[springboard type=”video” id=”1521005″ player=”ring003″ width=”648″ height=”511″ ]

Looking back on the fight, Castillo isn’t bitter. He’s proud to have been involved in a historic fight. “I made it an attractive fight and exciting fight with Corrales to please the people,” Castillo told through translator Abraham Darwish. “After that fight I was still satisfied even though I lost because I won a lot of fans after that fight.”

Promoter Bob Arum CEO of Top Rank, who has been around boxing since the 1960s, ranked it among the top three fights he’s seen along with the Muhammad Ali-Joe Frazier rubber match and Marvin Hagler-Thomas Hearns.

“People understand this is something special,” the hall of fame promoter said. “Books will be written about this one.”

The two met five months later, this time each struggled mercilessly to make the 135-pound limit, Corrales just made it but Castillo was two pounds over. He never made the weight. This time, Castillo exacted a measure of revenge stopping Corrales in four rounds. Neither fighter was ever to really the same following that brutal, fight of the ages in May 2005.

Castillo now 41, continues to fight, losing his most recent fight against Ruslan Provodnikov last November. Corrales tragically passed away in a motorbike accident two years to the day removed from the first meeting with Castillo.

Early in his career Castillo worked with his legendary countryman Julio Cesar Chavez Sr., learning how important it is to work hard. He says nobody worked harder than the Lion of Culiacan. That experience cleared served him well.

As Castillo made his way through the tough Mexican scene he lost on four occasions when he challenged for the national title. Undeterred, he continued his progress when in September 2000, as a rank outsider, he surprised Steve Johnston winning ta majority decision to claim the WBC 135-pound title. The victory earned him THE RING magazine ‘Upset of the Year’ award.

He went on to retain the title three times, including a draw with Johnston in the former champion’s hometown.
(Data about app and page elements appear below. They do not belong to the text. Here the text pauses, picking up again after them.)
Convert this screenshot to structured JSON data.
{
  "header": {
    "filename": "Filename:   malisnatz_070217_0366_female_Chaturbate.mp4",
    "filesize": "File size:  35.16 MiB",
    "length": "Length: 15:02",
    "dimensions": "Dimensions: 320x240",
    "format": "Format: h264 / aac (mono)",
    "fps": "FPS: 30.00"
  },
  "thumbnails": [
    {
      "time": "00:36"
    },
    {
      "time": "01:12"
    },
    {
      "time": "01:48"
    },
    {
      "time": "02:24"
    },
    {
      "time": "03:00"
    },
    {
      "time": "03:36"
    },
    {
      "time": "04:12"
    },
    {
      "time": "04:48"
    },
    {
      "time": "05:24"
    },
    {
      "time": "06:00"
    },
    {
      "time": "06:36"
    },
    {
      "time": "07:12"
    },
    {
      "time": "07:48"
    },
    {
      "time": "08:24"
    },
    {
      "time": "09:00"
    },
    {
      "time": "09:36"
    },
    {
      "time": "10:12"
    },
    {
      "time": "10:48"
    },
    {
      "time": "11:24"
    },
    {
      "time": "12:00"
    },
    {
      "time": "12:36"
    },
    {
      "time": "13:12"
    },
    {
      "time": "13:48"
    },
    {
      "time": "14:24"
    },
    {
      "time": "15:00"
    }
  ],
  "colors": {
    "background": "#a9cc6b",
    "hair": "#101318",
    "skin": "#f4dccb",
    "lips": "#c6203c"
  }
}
In April 2002, Castillo looked to defend his title against Floyd Mayweather Jr., who had risen to lightweight from junior lightweight. Many believed at the end of 12 rounds that Castillo had done enough to beat the unbeaten rising star. However, the judges all voted for Mayweather. The rematch took place eight months later, this time Mayweather had the better of things winning a clear decision.
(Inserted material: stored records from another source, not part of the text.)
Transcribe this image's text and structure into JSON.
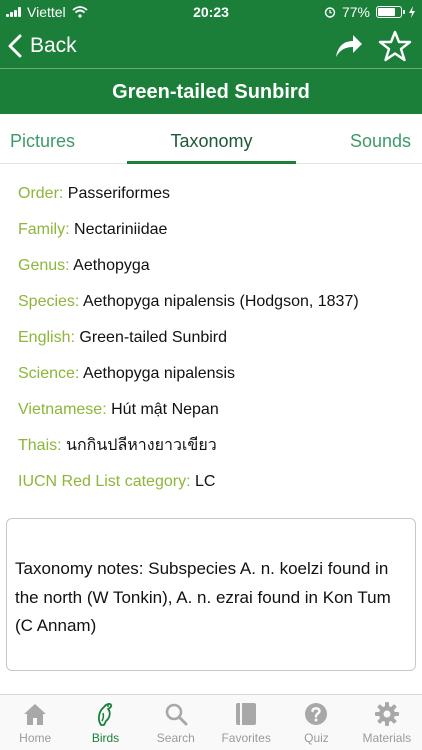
{
  "status_bar": {
    "carrier": "Viettel",
    "time": "20:23",
    "battery": "77%",
    "battery_level": 0.77
  },
  "nav": {
    "back_label": "Back"
  },
  "title": "Green-tailed Sunbird",
  "tabs": [
    {
      "label": "Pictures"
    },
    {
      "label": "Taxonomy",
      "selected": true
    },
    {
      "label": "Sounds"
    }
  ],
  "taxonomy": {
    "order": {
      "key": "Order:",
      "value": "Passeriformes"
    },
    "family": {
      "key": "Family:",
      "value": "Nectariniidae"
    },
    "genus": {
      "key": "Genus:",
      "value": "Aethopyga"
    },
    "species": {
      "key": "Species:",
      "value": "Aethopyga nipalensis (Hodgson, 1837)"
    },
    "english": {
      "key": "English:",
      "value": "Green-tailed Sunbird"
    },
    "science": {
      "key": "Science:",
      "value": "Aethopyga nipalensis"
    },
    "vietnamese": {
      "key": "Vietnamese:",
      "value": "Hút mật Nepan"
    },
    "thais": {
      "key": "Thais:",
      "value": "นกกินปลีหางยาวเขียว"
    },
    "iucn": {
      "key": "IUCN Red List category:",
      "value": "LC"
    }
  },
  "notes": "Taxonomy notes: Subspecies A. n. koelzi found in the north (W Tonkin), A. n. ezrai found in Kon Tum (C Annam)",
  "tabbar": [
    {
      "label": "Home",
      "icon": "home-icon"
    },
    {
      "label": "Birds",
      "icon": "bird-icon",
      "active": true
    },
    {
      "label": "Search",
      "icon": "search-icon"
    },
    {
      "label": "Favorites",
      "icon": "book-icon"
    },
    {
      "label": "Quiz",
      "icon": "question-icon"
    },
    {
      "label": "Materials",
      "icon": "gear-icon"
    }
  ],
  "colors": {
    "primary": "#1b7f3a",
    "key_label": "#8db63a",
    "tab_text": "#3f9a69",
    "inactive": "#9b9b9b"
  }
}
The Mexicali native says his proudest moment was winning the world title and that his best win was when he regained his WBC lightweight title against Juan Lazcano on the undercard of Oscar De La Hoya-Felix Sturm in June 2004.

“During the press conference, he was talking a lot of s__tÔǪand I really developed a hate feeling toward him and wanted to hurt him,” reminisced Castillo. “But Lazcano turned out to be a lot tougher than I expected. To win the fight and to become world champion was quite satisfying.”

Castillo bested Olympic gold medalist and two-weight world champion Joel Casamayor and stopped Julio Diaz in 10 rounds before the legendary fight with Corrales.

Castillo would lose to Ricky Hatton at junior welterweight in the summer of 2007 in what is viewed as his last significant fight at the top level. Castillo (66-13-1, 57 knockouts) graciously agreed to speak with about the best fighters he fought during his 80-fight career that has spanned 25 years.


Photo by John Gurzinski/AFP-Getty Images

Photo by John Gurzinski/AFP-Getty Images

Floyd Mayweather Jr.: The best skills were none other than Floyd Mayweather Jr. He kept me at distance so I really couldn’t get to him.



Mayweather: Floyd again, his jab was long and it was fast.



Mayweather: I couldn’t hit Floyd cleanÔǪ so he had the best defense also.



Mayweather: Floyd Mayweather Jr. had the best chin because I couldn’t hit him.



Juan Lazcano: Juan Lazcano had a very hard punch.



Mayweather: Floyd Mayweather Jr. had the fastest hands.



Mayweather: Because he moved a lot during his fight with me… and really couldn’t set to punch away.



Mayweather: Because he changed his style when he needed too.



Lazcano: Juan Lazcano was the toughest fighter I ever faced. He was just a strong fighter.



Mayweather: Floyd is best overall. For all the attributes I just mentioned.


Questions and/or comments can be sent to Anson at [email protected] and you can follow him at